[App and web page records]
━━━━━━━━━━━━━━━━━━━━

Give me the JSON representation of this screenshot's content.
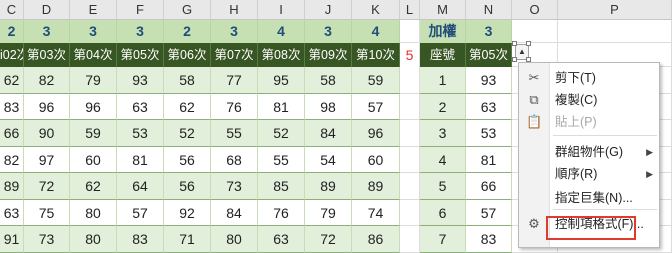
{
  "columns": [
    "C",
    "D",
    "E",
    "F",
    "G",
    "H",
    "I",
    "J",
    "K",
    "L",
    "M",
    "N",
    "O",
    "P"
  ],
  "weights": [
    "2",
    "3",
    "3",
    "3",
    "2",
    "3",
    "4",
    "3",
    "4"
  ],
  "weight_label": "加權",
  "weight_n": "3",
  "headers": [
    "i02次",
    "第03次",
    "第04次",
    "第05次",
    "第06次",
    "第07次",
    "第08次",
    "第09次",
    "第10次"
  ],
  "l_value": "5",
  "seat_header": "座號",
  "n_header": "第05次",
  "rows": [
    [
      "62",
      "82",
      "79",
      "93",
      "58",
      "77",
      "95",
      "58",
      "59"
    ],
    [
      "83",
      "96",
      "96",
      "63",
      "62",
      "76",
      "81",
      "98",
      "57"
    ],
    [
      "66",
      "90",
      "59",
      "53",
      "52",
      "55",
      "52",
      "84",
      "96"
    ],
    [
      "82",
      "97",
      "60",
      "81",
      "56",
      "68",
      "55",
      "54",
      "60"
    ],
    [
      "89",
      "72",
      "62",
      "64",
      "56",
      "73",
      "85",
      "89",
      "89"
    ],
    [
      "63",
      "75",
      "80",
      "57",
      "92",
      "84",
      "76",
      "79",
      "74"
    ],
    [
      "91",
      "73",
      "80",
      "83",
      "71",
      "80",
      "63",
      "72",
      "86"
    ]
  ],
  "seat_numbers": [
    "1",
    "2",
    "3",
    "4",
    "5",
    "6",
    "7"
  ],
  "n_values": [
    "93",
    "63",
    "53",
    "81",
    "66",
    "57",
    "83"
  ],
  "menu": {
    "items": [
      {
        "label": "剪下(T)",
        "icon": "scissors-icon",
        "glyph": "✂",
        "disabled": false,
        "submenu": false
      },
      {
        "label": "複製(C)",
        "icon": "copy-icon",
        "glyph": "⧉",
        "disabled": false,
        "submenu": false
      },
      {
        "label": "貼上(P)",
        "icon": "paste-icon",
        "glyph": "📋",
        "disabled": true,
        "submenu": false
      },
      {
        "label": "群組物件(G)",
        "icon": "",
        "glyph": "",
        "disabled": false,
        "submenu": true
      },
      {
        "label": "順序(R)",
        "icon": "",
        "glyph": "",
        "disabled": false,
        "submenu": true
      },
      {
        "label": "指定巨集(N)...",
        "icon": "",
        "glyph": "",
        "disabled": false,
        "submenu": false
      },
      {
        "label": "控制項格式(F)...",
        "icon": "format-control-icon",
        "glyph": "⚙",
        "disabled": false,
        "submenu": false
      }
    ],
    "highlight_color": "#e03a2e"
  },
  "colors": {
    "header_dark_green": "#375623",
    "weight_light_green": "#c6e0b4",
    "band_green": "#e2efda",
    "weight_text_blue": "#1f4e79",
    "red_value": "#e0312b"
  }
}
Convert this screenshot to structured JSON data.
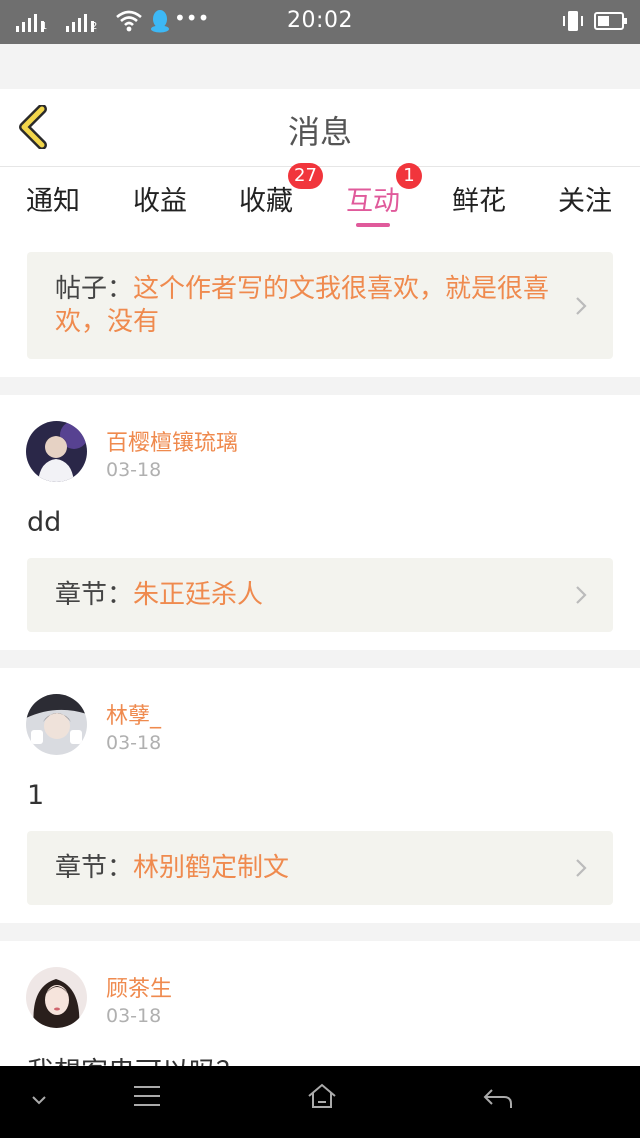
{
  "status_bar": {
    "time": "20:02",
    "sim1": "1",
    "sim2": "2",
    "more": "•••"
  },
  "header": {
    "title": "消息"
  },
  "tabs": [
    {
      "label": "通知"
    },
    {
      "label": "收益"
    },
    {
      "label": "收藏",
      "badge": "27"
    },
    {
      "label": "互动",
      "badge": "1",
      "active": true
    },
    {
      "label": "鲜花"
    },
    {
      "label": "关注"
    }
  ],
  "top_card": {
    "label": "帖子：",
    "text": "这个作者写的文我很喜欢，就是很喜欢，没有"
  },
  "messages": [
    {
      "user": "百樱檀镶琉璃",
      "date": "03-18",
      "content": "dd",
      "ref_label": "章节：",
      "ref_title": "朱正廷杀人"
    },
    {
      "user": "林孽_",
      "date": "03-18",
      "content": "1",
      "ref_label": "章节：",
      "ref_title": "林别鹤定制文"
    },
    {
      "user": "顾茶生",
      "date": "03-18",
      "content": "我想客串可以吗？"
    }
  ],
  "colors": {
    "accent": "#e05a9b",
    "link": "#ef8a4e",
    "badge": "#f1353c",
    "back_arrow": "#f2d64b"
  }
}
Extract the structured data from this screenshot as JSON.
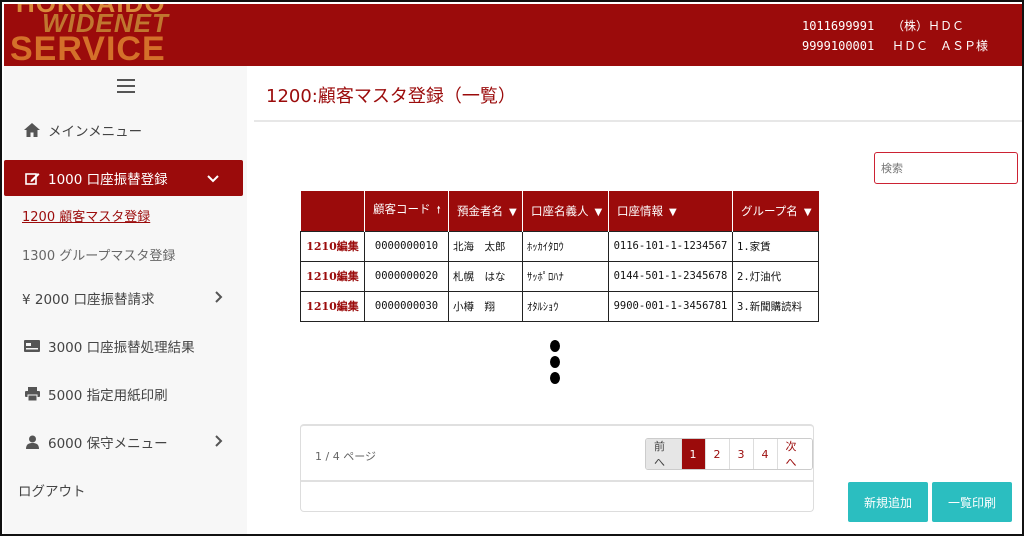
{
  "header": {
    "logo_lines": [
      "HOKKAIDO",
      "WIDENET",
      "SERVICE"
    ],
    "accounts": [
      {
        "code": "1011699991",
        "name": "（株）ＨＤＣ"
      },
      {
        "code": "9999100001",
        "name": "ＨＤＣ　ＡＳＰ様"
      }
    ]
  },
  "sidebar": {
    "menu_icon": "hamburger-icon",
    "items": [
      {
        "icon": "home-icon",
        "label": "メインメニュー"
      },
      {
        "icon": "edit-icon",
        "label": "1000 口座振替登録",
        "expanded": true
      },
      {
        "label": "1200 顧客マスタ登録",
        "current": true
      },
      {
        "label": "1300 グループマスタ登録"
      },
      {
        "icon": "yen-icon",
        "label": "¥ 2000 口座振替請求"
      },
      {
        "icon": "card-icon",
        "label": "3000 口座振替処理結果"
      },
      {
        "icon": "printer-icon",
        "label": "5000 指定用紙印刷"
      },
      {
        "icon": "user-icon",
        "label": "6000 保守メニュー"
      }
    ],
    "logout": "ログアウト"
  },
  "main": {
    "title": "1200:顧客マスタ登録（一覧）",
    "search_placeholder": "検索",
    "table": {
      "headers": [
        "",
        "顧客コード",
        "預金者名",
        "口座名義人",
        "口座情報",
        "グループ名"
      ],
      "sort": [
        "",
        "up",
        "down",
        "down",
        "down",
        "down"
      ],
      "rows": [
        [
          "1210編集",
          "0000000010",
          "北海　太郎",
          "ﾎｯｶｲﾀﾛｳ",
          "0116-101-1-1234567",
          "1.家賃"
        ],
        [
          "1210編集",
          "0000000020",
          "札幌　はな",
          "ｻｯﾎﾟﾛﾊﾅ",
          "0144-501-1-2345678",
          "2.灯油代"
        ],
        [
          "1210編集",
          "0000000030",
          "小樽　翔",
          "ｵﾀﾙｼｮｳ",
          "9900-001-1-3456781",
          "3.新聞購読料"
        ]
      ]
    },
    "pagination": {
      "info": "1 / 4 ページ",
      "prev": "前へ",
      "pages": [
        "1",
        "2",
        "3",
        "4"
      ],
      "current": "1",
      "next": "次へ"
    },
    "buttons": {
      "new": "新規追加",
      "print": "一覧印刷"
    }
  }
}
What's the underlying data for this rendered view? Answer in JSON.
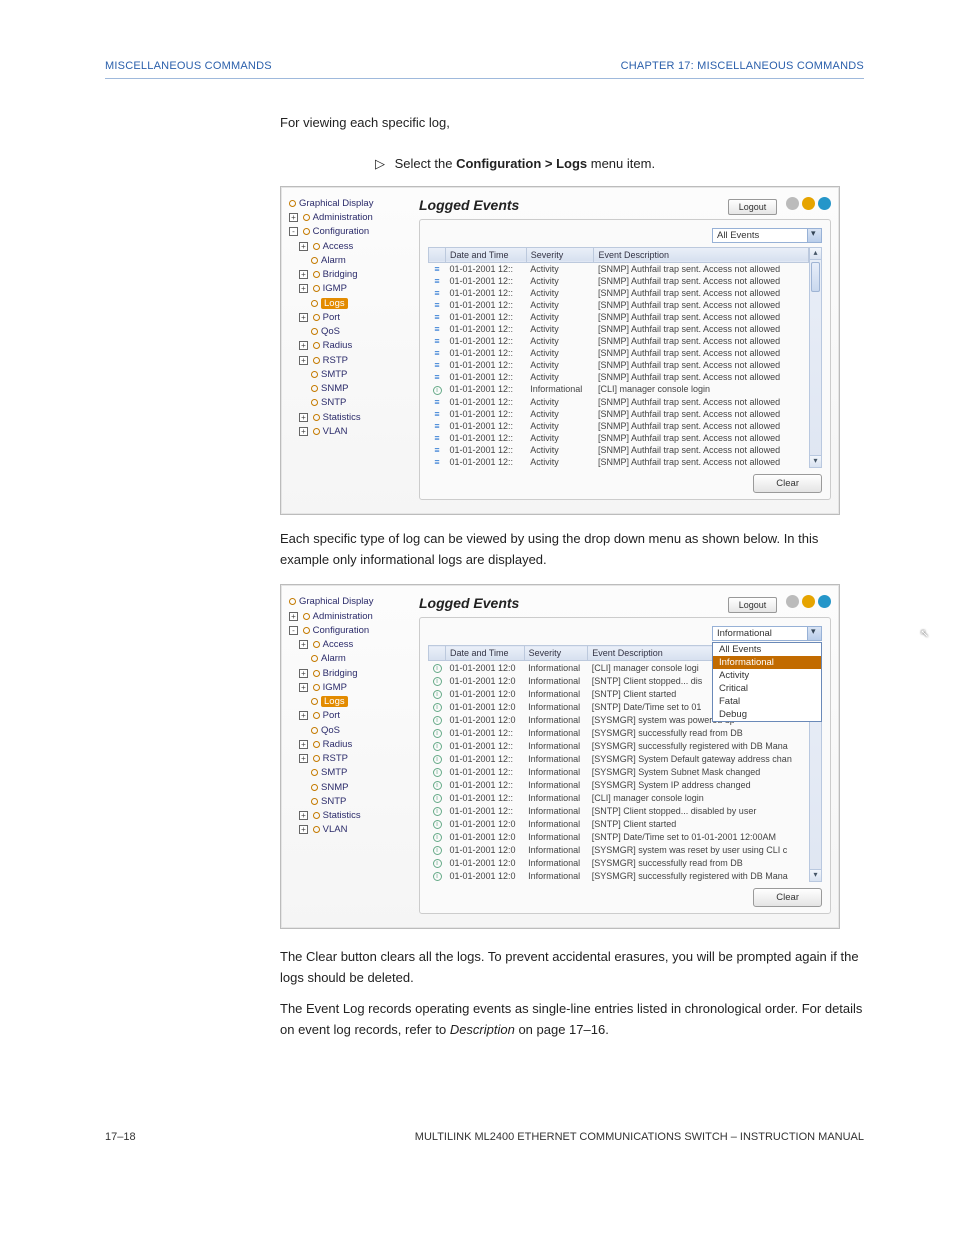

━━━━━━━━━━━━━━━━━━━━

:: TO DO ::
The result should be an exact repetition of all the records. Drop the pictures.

:: SOLUTION TO THIS EXERCISE ::
Give me the JSON representation of this screenshot's content.
{
  "columns": [
    "C",
    "D",
    "E",
    "F",
    "G",
    "H",
    "I",
    "J",
    "K",
    "L",
    "M",
    "N",
    "O",
    "P"
  ],
  "weights": [
    "2",
    "3",
    "3",
    "3",
    "2",
    "3",
    "4",
    "3",
    "4"
  ],
  "weight_label": "加權",
  "weight_n": "3",
  "headers": [
    "i02次",
    "第03次",
    "第04次",
    "第05次",
    "第06次",
    "第07次",
    "第08次",
    "第09次",
    "第10次"
  ],
  "l_value": "5",
  "seat_header": "座號",
  "n_header": "第05次",
  "rows": [
    [
      "62",
      "82",
      "79",
      "93",
      "58",
      "77",
      "95",
      "58",
      "59"
    ],
    [
      "83",
      "96",
      "96",
      "63",
      "62",
      "76",
      "81",
      "98",
      "57"
    ],
    [
      "66",
      "90",
      "59",
      "53",
      "52",
      "55",
      "52",
      "84",
      "96"
    ],
    [
      "82",
      "97",
      "60",
      "81",
      "56",
      "68",
      "55",
      "54",
      "60"
    ],
    [
      "89",
      "72",
      "62",
      "64",
      "56",
      "73",
      "85",
      "89",
      "89"
    ],
    [
      "63",
      "75",
      "80",
      "57",
      "92",
      "84",
      "76",
      "79",
      "74"
    ],
    [
      "91",
      "73",
      "80",
      "83",
      "71",
      "80",
      "63",
      "72",
      "86"
    ]
  ],
  "seat_numbers": [
    "1",
    "2",
    "3",
    "4",
    "5",
    "6",
    "7"
  ],
  "n_values": [
    "93",
    "63",
    "53",
    "81",
    "66",
    "57",
    "83"
  ],
  "menu": {
    "items": [
      {
        "label": "剪下(T)",
        "icon": "scissors-icon",
        "glyph": "✂",
        "disabled": false,
        "submenu": false
      },
      {
        "label": "複製(C)",
        "icon": "copy-icon",
        "glyph": "⧉",
        "disabled": false,
        "submenu": false
      },
      {
        "label": "貼上(P)",
        "icon": "paste-icon",
        "glyph": "📋",
        "disabled": true,
        "submenu": false
      },
      {
        "label": "群組物件(G)",
        "icon": "",
        "glyph": "",
        "disabled": false,
        "submenu": true
      },
      {
        "label": "順序(R)",
        "icon": "",
        "glyph": "",
        "disabled": false,
        "submenu": true
      },
      {
        "label": "指定巨集(N)...",
        "icon": "",
        "glyph": "",
        "disabled": false,
        "submenu": false
      },
      {
        "label": "控制項格式(F)...",
        "icon": "format-control-icon",
        "glyph": "⚙",
        "disabled": false,
        "submenu": false
      }
    ],
    "highlight_color": "#e03a2e"
  },
  "colors": {
    "header_dark_green": "#375623",
    "weight_light_green": "#c6e0b4",
    "band_green": "#e2efda",
    "weight_text_blue": "#1f4e79",
    "red_value": "#e0312b"
  }
}
Convert this screenshot to structured JSON data.
{
  "status_bar": {
    "time": "20:02",
    "sim1": "1",
    "sim2": "2",
    "more": "•••"
  },
  "header": {
    "title": "消息"
  },
  "tabs": [
    {
      "label": "通知"
    },
    {
      "label": "收益"
    },
    {
      "label": "收藏",
      "badge": "27"
    },
    {
      "label": "互动",
      "badge": "1",
      "active": true
    },
    {
      "label": "鲜花"
    },
    {
      "label": "关注"
    }
  ],
  "top_card": {
    "label": "帖子：",
    "text": "这个作者写的文我很喜欢，就是很喜欢，没有"
  },
  "messages": [
    {
      "user": "百樱檀镶琉璃",
      "date": "03-18",
      "content": "dd",
      "ref_label": "章节：",
      "ref_title": "朱正廷杀人"
    },
    {
      "user": "林孽_",
      "date": "03-18",
      "content": "1",
      "ref_label": "章节：",
      "ref_title": "林别鹤定制文"
    },
    {
      "user": "顾茶生",
      "date": "03-18",
      "content": "我想客串可以吗？"
    }
  ],
  "colors": {
    "accent": "#e05a9b",
    "link": "#ef8a4e",
    "badge": "#f1353c",
    "back_arrow": "#f2d64b"
  }
}
Extract the structured data from this screenshot as JSON.
{
  "header": {
    "logo_lines": [
      "HOKKAIDO",
      "WIDENET",
      "SERVICE"
    ],
    "accounts": [
      {
        "code": "1011699991",
        "name": "（株）ＨＤＣ"
      },
      {
        "code": "9999100001",
        "name": "ＨＤＣ　ＡＳＰ様"
      }
    ]
  },
  "sidebar": {
    "menu_icon": "hamburger-icon",
    "items": [
      {
        "icon": "home-icon",
        "label": "メインメニュー"
      },
      {
        "icon": "edit-icon",
        "label": "1000 口座振替登録",
        "expanded": true
      },
      {
        "label": "1200 顧客マスタ登録",
        "current": true
      },
      {
        "label": "1300 グループマスタ登録"
      },
      {
        "icon": "yen-icon",
        "label": "¥ 2000 口座振替請求"
      },
      {
        "icon": "card-icon",
        "label": "3000 口座振替処理結果"
      },
      {
        "icon": "printer-icon",
        "label": "5000 指定用紙印刷"
      },
      {
        "icon": "user-icon",
        "label": "6000 保守メニュー"
      }
    ],
    "logout": "ログアウト"
  },
  "main": {
    "title": "1200:顧客マスタ登録（一覧）",
    "search_placeholder": "検索",
    "table": {
      "headers": [
        "",
        "顧客コード",
        "預金者名",
        "口座名義人",
        "口座情報",
        "グループ名"
      ],
      "sort": [
        "",
        "up",
        "down",
        "down",
        "down",
        "down"
      ],
      "rows": [
        [
          "1210編集",
          "0000000010",
          "北海　太郎",
          "ﾎｯｶｲﾀﾛｳ",
          "0116-101-1-1234567",
          "1.家賃"
        ],
        [
          "1210編集",
          "0000000020",
          "札幌　はな",
          "ｻｯﾎﾟﾛﾊﾅ",
          "0144-501-1-2345678",
          "2.灯油代"
        ],
        [
          "1210編集",
          "0000000030",
          "小樽　翔",
          "ｵﾀﾙｼｮｳ",
          "9900-001-1-3456781",
          "3.新聞購読料"
        ]
      ]
    },
    "pagination": {
      "info": "1 / 4 ページ",
      "prev": "前へ",
      "pages": [
        "1",
        "2",
        "3",
        "4"
      ],
      "current": "1",
      "next": "次へ"
    },
    "buttons": {
      "new": "新規追加",
      "print": "一覧印刷"
    }
  }
}
What's the underlying data for this rendered view? Answer in JSON.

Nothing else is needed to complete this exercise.